(Dataset rows describing interfaces)

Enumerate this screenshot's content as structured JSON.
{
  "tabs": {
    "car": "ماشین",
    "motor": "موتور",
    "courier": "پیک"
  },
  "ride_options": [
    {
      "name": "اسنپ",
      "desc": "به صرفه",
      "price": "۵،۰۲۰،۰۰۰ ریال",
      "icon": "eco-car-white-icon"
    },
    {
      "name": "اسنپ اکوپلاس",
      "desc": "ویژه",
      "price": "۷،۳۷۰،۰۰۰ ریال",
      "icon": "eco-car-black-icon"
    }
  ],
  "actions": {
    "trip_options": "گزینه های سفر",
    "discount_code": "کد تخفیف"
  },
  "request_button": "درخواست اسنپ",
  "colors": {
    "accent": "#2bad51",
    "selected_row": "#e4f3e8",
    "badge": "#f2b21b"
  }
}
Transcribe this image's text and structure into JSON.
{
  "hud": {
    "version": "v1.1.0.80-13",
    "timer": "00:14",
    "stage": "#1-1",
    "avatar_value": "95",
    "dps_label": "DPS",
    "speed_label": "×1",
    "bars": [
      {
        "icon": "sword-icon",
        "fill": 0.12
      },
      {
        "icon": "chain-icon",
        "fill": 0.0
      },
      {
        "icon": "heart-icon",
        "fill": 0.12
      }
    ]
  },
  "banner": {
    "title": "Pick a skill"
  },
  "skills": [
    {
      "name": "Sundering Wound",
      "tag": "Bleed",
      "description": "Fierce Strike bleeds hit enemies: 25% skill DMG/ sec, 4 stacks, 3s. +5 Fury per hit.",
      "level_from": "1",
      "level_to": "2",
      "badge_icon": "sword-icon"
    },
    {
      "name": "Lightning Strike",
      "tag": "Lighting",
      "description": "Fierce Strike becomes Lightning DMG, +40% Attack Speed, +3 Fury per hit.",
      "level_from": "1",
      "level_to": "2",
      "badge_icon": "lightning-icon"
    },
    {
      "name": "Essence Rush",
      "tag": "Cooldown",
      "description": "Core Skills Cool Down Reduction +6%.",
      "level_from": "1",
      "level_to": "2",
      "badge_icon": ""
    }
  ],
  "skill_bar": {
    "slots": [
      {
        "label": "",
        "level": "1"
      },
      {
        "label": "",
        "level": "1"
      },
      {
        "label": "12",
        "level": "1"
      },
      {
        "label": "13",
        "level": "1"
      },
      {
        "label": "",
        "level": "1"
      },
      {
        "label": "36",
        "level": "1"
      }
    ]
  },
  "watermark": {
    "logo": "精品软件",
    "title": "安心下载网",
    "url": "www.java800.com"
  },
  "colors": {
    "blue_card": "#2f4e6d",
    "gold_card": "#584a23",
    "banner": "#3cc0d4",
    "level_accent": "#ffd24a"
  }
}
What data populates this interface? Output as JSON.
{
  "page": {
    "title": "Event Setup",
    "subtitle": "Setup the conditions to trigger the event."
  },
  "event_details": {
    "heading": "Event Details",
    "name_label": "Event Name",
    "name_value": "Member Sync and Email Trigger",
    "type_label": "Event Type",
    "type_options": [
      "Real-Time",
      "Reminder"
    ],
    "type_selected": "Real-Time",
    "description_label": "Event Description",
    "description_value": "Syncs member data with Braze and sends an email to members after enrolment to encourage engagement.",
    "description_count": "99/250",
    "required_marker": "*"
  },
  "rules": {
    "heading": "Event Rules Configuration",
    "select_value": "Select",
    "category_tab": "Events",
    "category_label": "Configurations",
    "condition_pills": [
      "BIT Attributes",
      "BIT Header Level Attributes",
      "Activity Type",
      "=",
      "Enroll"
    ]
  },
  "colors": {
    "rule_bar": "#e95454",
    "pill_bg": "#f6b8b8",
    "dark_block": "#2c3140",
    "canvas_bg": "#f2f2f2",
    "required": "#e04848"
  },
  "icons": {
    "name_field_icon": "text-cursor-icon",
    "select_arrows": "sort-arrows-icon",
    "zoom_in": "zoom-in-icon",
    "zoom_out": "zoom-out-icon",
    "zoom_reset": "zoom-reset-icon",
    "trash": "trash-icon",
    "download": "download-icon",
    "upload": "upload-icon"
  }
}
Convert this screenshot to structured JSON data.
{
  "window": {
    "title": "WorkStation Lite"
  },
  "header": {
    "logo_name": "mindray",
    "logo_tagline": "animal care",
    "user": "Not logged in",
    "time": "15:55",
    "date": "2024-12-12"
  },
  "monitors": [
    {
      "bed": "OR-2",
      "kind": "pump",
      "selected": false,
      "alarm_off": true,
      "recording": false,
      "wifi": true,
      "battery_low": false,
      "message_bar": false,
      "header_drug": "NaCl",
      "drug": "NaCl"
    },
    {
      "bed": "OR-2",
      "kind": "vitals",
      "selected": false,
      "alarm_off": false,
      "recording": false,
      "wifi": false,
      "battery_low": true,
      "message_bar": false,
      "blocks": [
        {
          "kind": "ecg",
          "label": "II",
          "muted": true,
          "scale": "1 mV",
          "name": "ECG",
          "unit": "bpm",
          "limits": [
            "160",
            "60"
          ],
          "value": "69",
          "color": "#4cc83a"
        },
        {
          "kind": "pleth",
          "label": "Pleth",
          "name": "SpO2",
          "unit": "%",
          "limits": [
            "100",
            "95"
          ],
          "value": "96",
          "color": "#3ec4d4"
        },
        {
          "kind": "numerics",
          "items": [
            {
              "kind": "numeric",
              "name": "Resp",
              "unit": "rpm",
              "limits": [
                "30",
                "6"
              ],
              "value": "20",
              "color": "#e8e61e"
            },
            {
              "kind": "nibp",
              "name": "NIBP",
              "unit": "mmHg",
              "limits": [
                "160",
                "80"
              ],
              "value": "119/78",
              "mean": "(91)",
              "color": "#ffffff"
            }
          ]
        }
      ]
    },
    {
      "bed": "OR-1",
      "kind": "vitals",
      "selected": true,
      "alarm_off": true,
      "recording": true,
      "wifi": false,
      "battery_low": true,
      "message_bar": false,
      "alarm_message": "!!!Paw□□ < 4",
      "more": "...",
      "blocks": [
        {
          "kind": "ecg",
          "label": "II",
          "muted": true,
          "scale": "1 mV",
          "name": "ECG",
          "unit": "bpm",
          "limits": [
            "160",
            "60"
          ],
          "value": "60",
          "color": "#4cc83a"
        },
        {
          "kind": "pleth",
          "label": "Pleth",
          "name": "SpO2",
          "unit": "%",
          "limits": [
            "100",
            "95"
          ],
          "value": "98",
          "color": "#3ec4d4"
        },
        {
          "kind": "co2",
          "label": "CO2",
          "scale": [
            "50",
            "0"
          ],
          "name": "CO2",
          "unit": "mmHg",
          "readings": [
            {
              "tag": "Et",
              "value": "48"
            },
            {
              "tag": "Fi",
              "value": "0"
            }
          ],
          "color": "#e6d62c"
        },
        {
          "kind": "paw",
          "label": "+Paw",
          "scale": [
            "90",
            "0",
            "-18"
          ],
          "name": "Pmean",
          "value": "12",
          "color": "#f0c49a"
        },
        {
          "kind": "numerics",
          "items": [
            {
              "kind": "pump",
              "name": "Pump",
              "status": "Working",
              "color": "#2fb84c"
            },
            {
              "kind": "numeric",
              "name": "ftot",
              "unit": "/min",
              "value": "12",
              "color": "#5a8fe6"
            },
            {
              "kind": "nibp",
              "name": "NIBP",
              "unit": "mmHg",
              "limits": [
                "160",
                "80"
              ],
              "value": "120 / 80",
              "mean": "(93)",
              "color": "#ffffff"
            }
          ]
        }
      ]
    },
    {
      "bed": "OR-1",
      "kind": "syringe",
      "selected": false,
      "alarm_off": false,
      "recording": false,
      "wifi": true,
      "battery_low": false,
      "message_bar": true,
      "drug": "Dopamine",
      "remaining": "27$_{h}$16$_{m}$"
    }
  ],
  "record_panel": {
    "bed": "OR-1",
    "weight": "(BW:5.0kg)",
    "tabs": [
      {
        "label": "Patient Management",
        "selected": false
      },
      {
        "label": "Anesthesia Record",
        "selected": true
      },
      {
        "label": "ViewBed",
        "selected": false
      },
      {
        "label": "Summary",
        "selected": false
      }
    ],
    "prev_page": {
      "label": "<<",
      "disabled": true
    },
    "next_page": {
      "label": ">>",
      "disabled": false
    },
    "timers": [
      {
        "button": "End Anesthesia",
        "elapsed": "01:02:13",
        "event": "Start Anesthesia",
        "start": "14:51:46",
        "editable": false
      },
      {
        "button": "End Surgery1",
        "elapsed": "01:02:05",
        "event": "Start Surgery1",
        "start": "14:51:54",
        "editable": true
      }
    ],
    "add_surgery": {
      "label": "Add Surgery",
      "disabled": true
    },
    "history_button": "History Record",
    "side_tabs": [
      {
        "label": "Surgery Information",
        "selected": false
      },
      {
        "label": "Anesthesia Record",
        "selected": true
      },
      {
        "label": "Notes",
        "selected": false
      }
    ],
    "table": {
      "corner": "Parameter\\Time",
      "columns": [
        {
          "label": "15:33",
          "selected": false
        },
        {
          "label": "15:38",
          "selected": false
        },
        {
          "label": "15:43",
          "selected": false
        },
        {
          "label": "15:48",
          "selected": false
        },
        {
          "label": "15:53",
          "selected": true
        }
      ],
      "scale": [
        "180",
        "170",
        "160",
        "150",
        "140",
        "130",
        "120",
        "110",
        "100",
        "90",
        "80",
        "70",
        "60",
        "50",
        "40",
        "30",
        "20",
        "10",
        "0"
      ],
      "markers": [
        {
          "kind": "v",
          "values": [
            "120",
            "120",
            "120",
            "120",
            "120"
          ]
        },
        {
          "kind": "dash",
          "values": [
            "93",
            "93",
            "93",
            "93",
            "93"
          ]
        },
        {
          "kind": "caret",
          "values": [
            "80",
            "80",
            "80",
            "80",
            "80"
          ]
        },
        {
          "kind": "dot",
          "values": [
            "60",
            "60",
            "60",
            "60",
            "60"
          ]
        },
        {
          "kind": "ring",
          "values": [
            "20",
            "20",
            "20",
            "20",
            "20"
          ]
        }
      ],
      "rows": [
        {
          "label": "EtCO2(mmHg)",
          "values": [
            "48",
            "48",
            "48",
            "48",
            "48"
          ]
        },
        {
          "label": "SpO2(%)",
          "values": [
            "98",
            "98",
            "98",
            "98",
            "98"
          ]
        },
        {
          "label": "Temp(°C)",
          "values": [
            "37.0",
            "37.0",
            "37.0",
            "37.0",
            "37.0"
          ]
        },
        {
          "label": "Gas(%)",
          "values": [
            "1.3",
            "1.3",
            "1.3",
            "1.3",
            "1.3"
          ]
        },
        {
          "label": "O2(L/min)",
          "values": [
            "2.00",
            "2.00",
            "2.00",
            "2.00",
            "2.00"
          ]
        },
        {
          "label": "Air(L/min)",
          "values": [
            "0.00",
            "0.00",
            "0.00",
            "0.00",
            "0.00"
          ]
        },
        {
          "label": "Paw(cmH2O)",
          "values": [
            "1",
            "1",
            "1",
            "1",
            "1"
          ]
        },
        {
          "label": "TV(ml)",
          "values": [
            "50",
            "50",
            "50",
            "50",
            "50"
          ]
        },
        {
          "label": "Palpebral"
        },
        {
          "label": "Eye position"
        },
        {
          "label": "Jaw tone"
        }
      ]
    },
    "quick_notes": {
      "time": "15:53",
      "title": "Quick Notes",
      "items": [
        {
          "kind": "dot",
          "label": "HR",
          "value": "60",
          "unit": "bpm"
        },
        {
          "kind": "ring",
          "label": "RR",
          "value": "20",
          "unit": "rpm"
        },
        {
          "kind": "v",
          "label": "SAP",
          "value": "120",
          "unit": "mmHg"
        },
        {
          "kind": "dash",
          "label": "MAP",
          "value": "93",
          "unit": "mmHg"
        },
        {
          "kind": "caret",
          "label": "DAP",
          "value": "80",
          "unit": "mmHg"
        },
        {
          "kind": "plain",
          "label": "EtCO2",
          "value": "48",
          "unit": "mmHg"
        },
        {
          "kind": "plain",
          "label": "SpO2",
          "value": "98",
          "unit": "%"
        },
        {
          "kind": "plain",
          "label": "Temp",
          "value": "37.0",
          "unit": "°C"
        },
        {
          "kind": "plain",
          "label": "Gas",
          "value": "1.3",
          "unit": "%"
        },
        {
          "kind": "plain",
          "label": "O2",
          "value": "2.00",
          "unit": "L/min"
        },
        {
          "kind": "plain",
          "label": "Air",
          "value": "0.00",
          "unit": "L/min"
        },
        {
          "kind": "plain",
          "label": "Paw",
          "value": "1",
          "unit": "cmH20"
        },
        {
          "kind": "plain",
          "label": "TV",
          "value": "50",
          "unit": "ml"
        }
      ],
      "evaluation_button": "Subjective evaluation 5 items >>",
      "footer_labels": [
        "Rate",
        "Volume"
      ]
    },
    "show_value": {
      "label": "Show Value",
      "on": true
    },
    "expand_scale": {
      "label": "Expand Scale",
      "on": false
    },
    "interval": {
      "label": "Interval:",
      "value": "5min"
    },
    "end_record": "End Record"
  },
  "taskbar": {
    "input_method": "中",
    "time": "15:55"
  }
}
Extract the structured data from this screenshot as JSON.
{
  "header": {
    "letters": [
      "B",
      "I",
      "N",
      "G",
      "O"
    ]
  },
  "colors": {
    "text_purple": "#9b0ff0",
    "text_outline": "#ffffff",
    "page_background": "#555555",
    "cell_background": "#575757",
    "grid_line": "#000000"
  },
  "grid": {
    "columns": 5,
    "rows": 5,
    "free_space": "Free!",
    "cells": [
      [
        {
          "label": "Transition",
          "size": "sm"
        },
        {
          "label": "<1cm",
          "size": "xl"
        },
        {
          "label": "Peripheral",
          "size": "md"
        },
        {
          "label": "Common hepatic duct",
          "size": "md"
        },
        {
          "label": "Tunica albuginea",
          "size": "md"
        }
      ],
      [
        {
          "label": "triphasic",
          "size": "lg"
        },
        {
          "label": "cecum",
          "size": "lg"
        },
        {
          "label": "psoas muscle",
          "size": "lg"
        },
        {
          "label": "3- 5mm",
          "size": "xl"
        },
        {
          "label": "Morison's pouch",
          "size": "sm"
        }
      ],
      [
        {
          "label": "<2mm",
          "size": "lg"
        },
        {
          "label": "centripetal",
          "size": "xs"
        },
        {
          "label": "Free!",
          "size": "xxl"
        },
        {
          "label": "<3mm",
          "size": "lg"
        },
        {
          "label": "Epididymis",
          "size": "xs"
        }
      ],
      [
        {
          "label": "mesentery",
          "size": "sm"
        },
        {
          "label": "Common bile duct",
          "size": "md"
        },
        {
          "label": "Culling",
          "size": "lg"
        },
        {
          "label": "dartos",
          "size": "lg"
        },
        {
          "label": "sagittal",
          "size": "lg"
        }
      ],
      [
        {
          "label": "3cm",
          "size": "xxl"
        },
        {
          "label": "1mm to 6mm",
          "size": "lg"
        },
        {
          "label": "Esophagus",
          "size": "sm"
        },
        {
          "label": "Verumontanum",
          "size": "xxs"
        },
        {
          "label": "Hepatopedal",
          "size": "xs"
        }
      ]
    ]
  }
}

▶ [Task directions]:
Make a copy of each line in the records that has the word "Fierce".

▶ [Output for this task]:
      "description": "Fierce Strike bleeds hit enemies: 25% skill DMG/ sec, 4 stacks, 3s. +5 Fury per hit.",
      "description": "Fierce Strike becomes Lightning DMG, +40% Attack Speed, +3 Fury per hit.",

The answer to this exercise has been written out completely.